WHAT TO PRODUCE :: Reproduce the full set of records verbatim.

··········

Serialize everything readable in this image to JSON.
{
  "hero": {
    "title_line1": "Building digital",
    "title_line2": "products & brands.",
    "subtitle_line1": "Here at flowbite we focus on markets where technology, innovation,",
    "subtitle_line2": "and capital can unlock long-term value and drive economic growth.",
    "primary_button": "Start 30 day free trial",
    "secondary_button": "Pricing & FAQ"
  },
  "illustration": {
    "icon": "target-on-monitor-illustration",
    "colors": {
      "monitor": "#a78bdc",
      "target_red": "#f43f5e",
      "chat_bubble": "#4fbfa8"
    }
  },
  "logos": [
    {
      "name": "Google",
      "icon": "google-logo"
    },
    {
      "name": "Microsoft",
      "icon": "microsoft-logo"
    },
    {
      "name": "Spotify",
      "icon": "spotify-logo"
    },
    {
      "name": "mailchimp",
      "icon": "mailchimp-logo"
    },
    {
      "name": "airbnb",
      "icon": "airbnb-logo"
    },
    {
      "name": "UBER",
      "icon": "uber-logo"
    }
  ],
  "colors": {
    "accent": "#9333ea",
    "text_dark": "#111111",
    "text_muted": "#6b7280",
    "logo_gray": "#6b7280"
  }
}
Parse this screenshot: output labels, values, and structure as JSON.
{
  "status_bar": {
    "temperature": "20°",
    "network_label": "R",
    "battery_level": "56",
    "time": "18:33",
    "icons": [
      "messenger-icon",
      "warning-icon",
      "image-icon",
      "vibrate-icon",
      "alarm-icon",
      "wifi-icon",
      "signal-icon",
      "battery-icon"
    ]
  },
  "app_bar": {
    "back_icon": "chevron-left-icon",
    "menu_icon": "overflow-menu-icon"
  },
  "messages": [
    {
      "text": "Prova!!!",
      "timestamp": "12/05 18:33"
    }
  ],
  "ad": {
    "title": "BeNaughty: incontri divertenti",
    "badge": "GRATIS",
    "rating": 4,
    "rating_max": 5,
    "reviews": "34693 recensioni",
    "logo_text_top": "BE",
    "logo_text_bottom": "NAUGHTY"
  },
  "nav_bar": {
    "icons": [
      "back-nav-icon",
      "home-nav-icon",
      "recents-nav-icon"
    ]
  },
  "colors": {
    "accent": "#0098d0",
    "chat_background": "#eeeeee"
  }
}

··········

SOLUTION ::
Serialize everything readable in this image to JSON.
{
  "hero": {
    "title_line1": "Building digital",
    "title_line2": "products & brands.",
    "subtitle_line1": "Here at flowbite we focus on markets where technology, innovation,",
    "subtitle_line2": "and capital can unlock long-term value and drive economic growth.",
    "primary_button": "Start 30 day free trial",
    "secondary_button": "Pricing & FAQ"
  },
  "illustration": {
    "icon": "target-on-monitor-illustration",
    "colors": {
      "monitor": "#a78bdc",
      "target_red": "#f43f5e",
      "chat_bubble": "#4fbfa8"
    }
  },
  "logos": [
    {
      "name": "Google",
      "icon": "google-logo"
    },
    {
      "name": "Microsoft",
      "icon": "microsoft-logo"
    },
    {
      "name": "Spotify",
      "icon": "spotify-logo"
    },
    {
      "name": "mailchimp",
      "icon": "mailchimp-logo"
    },
    {
      "name": "airbnb",
      "icon": "airbnb-logo"
    },
    {
      "name": "UBER",
      "icon": "uber-logo"
    }
  ],
  "colors": {
    "accent": "#9333ea",
    "text_dark": "#111111",
    "text_muted": "#6b7280",
    "logo_gray": "#6b7280"
  }
}
Parse this screenshot: output labels, values, and structure as JSON.
{
  "status_bar": {
    "temperature": "20°",
    "network_label": "R",
    "battery_level": "56",
    "time": "18:33",
    "icons": [
      "messenger-icon",
      "warning-icon",
      "image-icon",
      "vibrate-icon",
      "alarm-icon",
      "wifi-icon",
      "signal-icon",
      "battery-icon"
    ]
  },
  "app_bar": {
    "back_icon": "chevron-left-icon",
    "menu_icon": "overflow-menu-icon"
  },
  "messages": [
    {
      "text": "Prova!!!",
      "timestamp": "12/05 18:33"
    }
  ],
  "ad": {
    "title": "BeNaughty: incontri divertenti",
    "badge": "GRATIS",
    "rating": 4,
    "rating_max": 5,
    "reviews": "34693 recensioni",
    "logo_text_top": "BE",
    "logo_text_bottom": "NAUGHTY"
  },
  "nav_bar": {
    "icons": [
      "back-nav-icon",
      "home-nav-icon",
      "recents-nav-icon"
    ]
  },
  "colors": {
    "accent": "#0098d0",
    "chat_background": "#eeeeee"
  }
}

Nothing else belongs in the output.